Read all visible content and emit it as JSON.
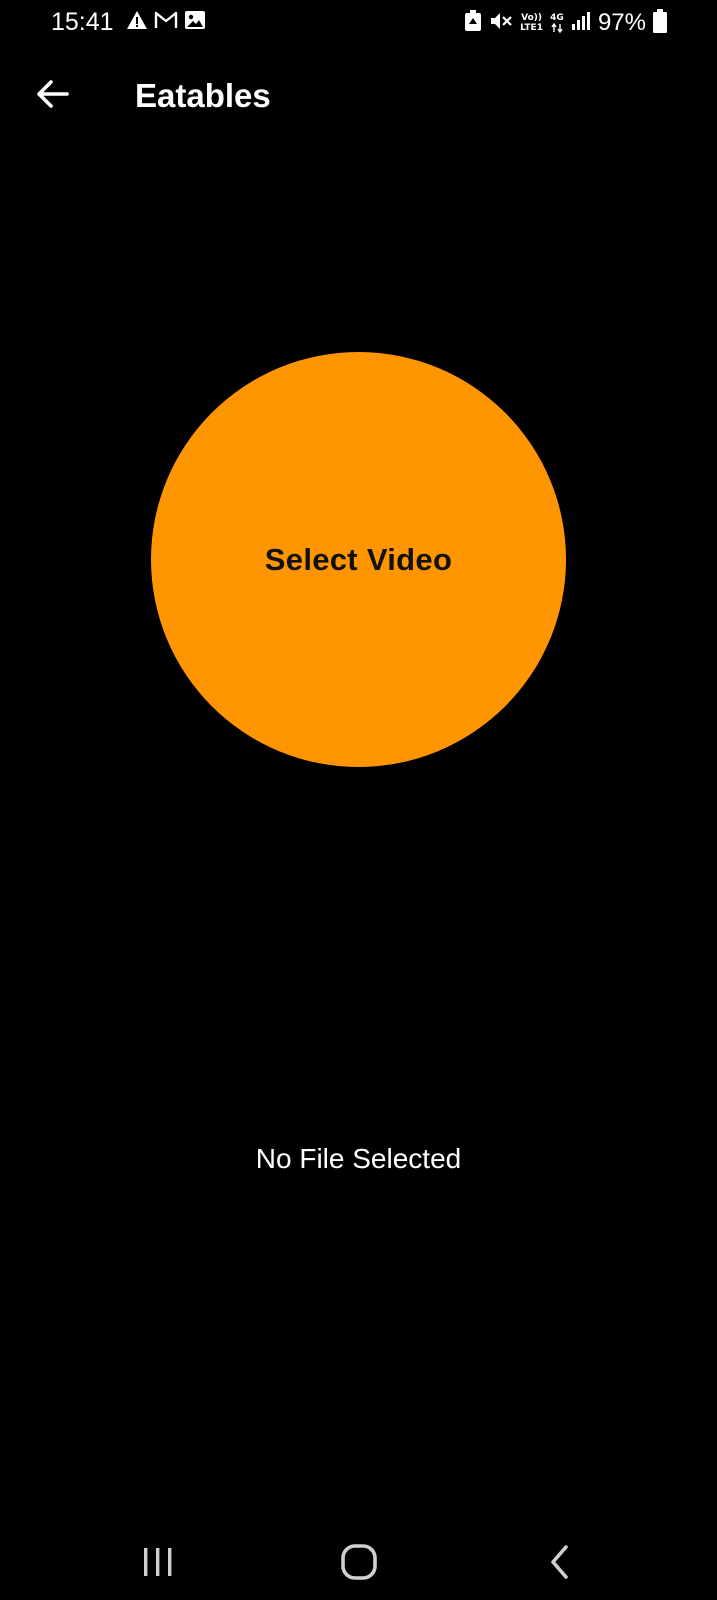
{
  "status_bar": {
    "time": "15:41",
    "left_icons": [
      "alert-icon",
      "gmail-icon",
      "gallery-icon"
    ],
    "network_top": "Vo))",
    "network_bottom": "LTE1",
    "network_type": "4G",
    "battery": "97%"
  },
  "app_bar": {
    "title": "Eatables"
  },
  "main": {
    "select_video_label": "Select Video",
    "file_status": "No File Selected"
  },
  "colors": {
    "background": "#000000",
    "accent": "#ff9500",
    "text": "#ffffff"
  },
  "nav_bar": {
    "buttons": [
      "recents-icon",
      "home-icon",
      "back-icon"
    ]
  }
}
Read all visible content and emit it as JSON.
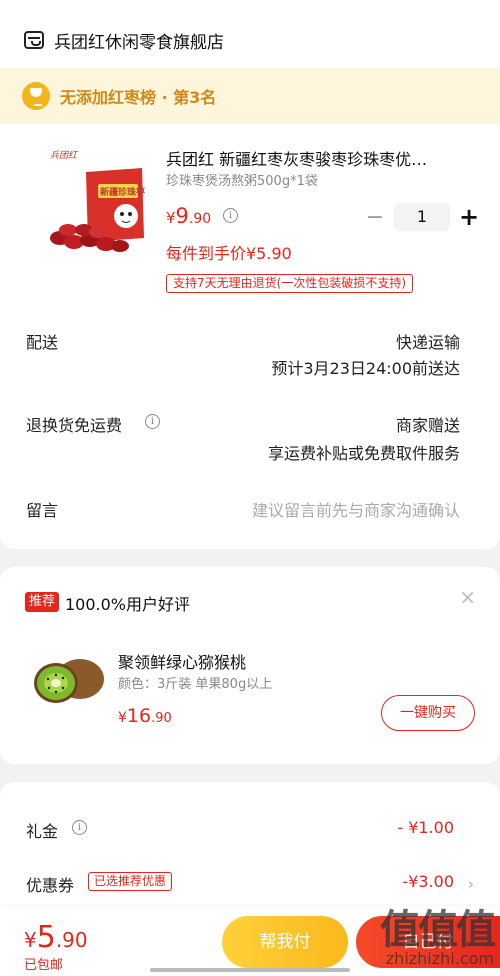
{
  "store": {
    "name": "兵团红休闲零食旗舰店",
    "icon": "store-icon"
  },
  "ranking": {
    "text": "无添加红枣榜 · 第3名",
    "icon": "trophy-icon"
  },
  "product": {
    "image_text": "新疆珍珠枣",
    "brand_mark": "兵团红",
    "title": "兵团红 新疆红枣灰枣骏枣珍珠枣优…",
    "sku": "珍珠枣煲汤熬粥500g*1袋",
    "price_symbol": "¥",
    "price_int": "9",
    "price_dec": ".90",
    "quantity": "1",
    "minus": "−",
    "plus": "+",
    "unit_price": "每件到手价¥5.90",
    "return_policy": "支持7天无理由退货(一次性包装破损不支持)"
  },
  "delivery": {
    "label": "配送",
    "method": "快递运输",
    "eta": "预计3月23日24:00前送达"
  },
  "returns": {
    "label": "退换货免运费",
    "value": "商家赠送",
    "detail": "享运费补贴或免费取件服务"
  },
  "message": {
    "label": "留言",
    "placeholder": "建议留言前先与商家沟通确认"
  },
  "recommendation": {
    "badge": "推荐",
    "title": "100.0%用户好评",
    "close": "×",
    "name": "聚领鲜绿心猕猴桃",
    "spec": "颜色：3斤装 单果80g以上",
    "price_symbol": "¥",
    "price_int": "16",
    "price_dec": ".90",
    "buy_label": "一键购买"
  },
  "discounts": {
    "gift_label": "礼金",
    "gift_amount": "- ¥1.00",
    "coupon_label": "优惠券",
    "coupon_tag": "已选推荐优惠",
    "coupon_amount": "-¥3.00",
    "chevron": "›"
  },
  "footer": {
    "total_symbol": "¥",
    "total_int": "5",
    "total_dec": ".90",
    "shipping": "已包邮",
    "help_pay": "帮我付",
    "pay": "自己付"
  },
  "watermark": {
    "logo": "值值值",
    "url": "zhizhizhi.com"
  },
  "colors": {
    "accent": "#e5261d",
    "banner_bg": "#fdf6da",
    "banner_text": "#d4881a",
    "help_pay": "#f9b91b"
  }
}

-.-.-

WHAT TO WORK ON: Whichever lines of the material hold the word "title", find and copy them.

FINAL ANSWER:
    "title": "Eatables"
    "title": "兵团红 新疆红枣灰枣骏枣珍珠枣优…",
    "title": "100.0%用户好评",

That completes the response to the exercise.